Every winter, Vazquez works out with all the Molina brothers in Puerto Rico. And Red Sox righthander Joe Kelly can see how it has paid off.
"He's Yadi," said Kelly, a former Cardinal. "That's his nickname. I call him that. He works with them every offseason and works with Jose, he works with Bengie, he works with all of them. His behind-the-plate skills are awesome. He's definitely a mini Yadi."
What reminds Kelly of Yadier Molina? "How they catch, how they set up," said Kelly. "I wouldn't say they think the same, but he's getting there as far as reading hitters and stuff. He definitely has some of the tendencies and he's just the right amount of cockiness and confidence behind the plate that's perfect for a catcher.
"He prides himself on defense and he almost tempts runners to go. He likes to back-pick like Yadi, get one knee, call a fastball inside, miss inside and back-pick. It's stuff that Yadi does all the time." (Ian Browne / MLB.com | February 26, 2015)
April 15, 2019: Christian, the catcher who turned into a second baseman for a day, had two words: Bring it. Due to a variety of injuries, illnesses and maintenance issues, the Red Sox thrust Vazquez into emergency duty and had him make his first start in the Majors at second base.
In the top of the first inning, Dwight Smith Jr. hit a grounder to second base. Vazquez thought about flipping it to his double-play partner and best friend on the team, shortstop Xander Bogaerts. Instead, he made a traditional throw. Bogaerts caught the feed and fired to first for the inning-ending 4-6-3 double play.
The crowd roared and Vazquez sprinted off the field with a glow on his face. It was the best moment for the Red Sox in an otherwise nondescript 8-1 loss to the Orioles. “It was fun. Something different,” Vazquez said. “I didn't want to mess Bogey up [with a flip]. I want to hit him in the chest. I was trying to go under but not a good idea."
In the second, Vazquez had another play to make. Renato Núñez belted an RBI hit to left-center and tried to stretch it to a double. But center fielder Mookie Betts came up throwing.
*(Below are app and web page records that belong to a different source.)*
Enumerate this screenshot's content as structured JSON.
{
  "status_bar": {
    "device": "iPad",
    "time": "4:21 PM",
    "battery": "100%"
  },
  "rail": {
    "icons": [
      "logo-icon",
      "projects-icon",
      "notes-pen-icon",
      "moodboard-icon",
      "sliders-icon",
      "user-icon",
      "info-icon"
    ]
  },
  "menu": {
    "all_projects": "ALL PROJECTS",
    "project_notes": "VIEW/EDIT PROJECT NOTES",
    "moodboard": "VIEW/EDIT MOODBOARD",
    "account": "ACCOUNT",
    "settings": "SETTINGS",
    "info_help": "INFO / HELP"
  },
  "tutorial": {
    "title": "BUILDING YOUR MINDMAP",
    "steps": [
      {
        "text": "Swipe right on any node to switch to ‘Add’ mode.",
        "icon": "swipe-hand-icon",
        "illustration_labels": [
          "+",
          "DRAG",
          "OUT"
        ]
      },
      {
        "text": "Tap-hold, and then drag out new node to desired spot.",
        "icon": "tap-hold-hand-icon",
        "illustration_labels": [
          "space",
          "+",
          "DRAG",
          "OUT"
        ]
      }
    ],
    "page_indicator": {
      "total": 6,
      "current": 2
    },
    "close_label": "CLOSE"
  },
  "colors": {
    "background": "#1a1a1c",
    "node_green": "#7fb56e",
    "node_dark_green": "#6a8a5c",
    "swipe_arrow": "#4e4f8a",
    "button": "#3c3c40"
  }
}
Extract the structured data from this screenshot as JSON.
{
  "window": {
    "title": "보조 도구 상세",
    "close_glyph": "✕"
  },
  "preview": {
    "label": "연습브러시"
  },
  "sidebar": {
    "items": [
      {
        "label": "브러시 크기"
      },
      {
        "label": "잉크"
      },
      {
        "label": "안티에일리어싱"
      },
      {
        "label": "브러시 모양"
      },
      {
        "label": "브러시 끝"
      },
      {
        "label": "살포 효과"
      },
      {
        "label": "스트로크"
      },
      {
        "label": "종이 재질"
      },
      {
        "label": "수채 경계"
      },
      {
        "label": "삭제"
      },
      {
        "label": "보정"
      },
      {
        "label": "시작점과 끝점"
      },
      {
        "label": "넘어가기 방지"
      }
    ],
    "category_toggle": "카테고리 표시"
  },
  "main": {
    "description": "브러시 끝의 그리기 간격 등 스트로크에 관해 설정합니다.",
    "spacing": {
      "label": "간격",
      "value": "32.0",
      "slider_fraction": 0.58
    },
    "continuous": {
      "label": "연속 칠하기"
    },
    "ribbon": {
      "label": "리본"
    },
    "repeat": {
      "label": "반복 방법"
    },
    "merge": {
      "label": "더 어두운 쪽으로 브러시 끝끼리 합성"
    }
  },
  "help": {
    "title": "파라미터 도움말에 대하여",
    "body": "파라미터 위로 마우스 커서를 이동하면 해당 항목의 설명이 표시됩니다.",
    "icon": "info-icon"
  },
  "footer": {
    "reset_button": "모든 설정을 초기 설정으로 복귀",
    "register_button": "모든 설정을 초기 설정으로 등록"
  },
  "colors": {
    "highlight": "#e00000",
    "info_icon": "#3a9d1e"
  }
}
Vazquez corralled it and his catching instincts took over as he dove across the bag and tagged out Nunez.
“He was smooth,” said Bogaerts. “Obviously, behind the dish he’s pretty smooth. I didn’t think we would have a problem with him there.”
“Solid. He did a great job,” Red Sox manager Alex Cora said of Vazquez. “He was in-tune with the game, a lot of communication. For a kid who hasn’t played second base at the big league level, you could see he was in it -- moving in the shift, including going to third, and having communication with the pitcher, communication with Xander, communication with the dugout, with the first baseman. He was outstanding.” (Browne - mlb.com - 4/15/19)
- Vazquez was voted Best Defensive Catcher in the AL in 2019 via Baseball Amerca's Best Tools survey of managers, coaches, scouts and executives.
- Christian is a below-average runner, but at least he is average for a catcher. And his instincts are well above-average.
March 25, 2015: Vazquez began the season on the D.L. with discomfort in his elbow.
April 1, 2015: Christian missed the entire season, as the Red Sox announced he would undergo Tommy John surgery on his right elbow.
Vazquez then dealt with two issues coming back from the procedure. Not only did he need to return to throwing, the concern of pitchers who had the surgery, but he also had to work on swinging a bat.
"I first got to swing a bat about a month before I could throw," Christian said. "The good thing was I spent time in the winter leagues as a DH, so I got extra work on that."
- July 8-Sept 1, 2018: Christain was on the DL with a right finger fracture.
- July 10, 2018: The Red Sox will be forced to endure an extended stretch without catcher Christian Vazquez, who will undergo surgery on his fractured right pinkie finger and is expected to miss six to eight weeks.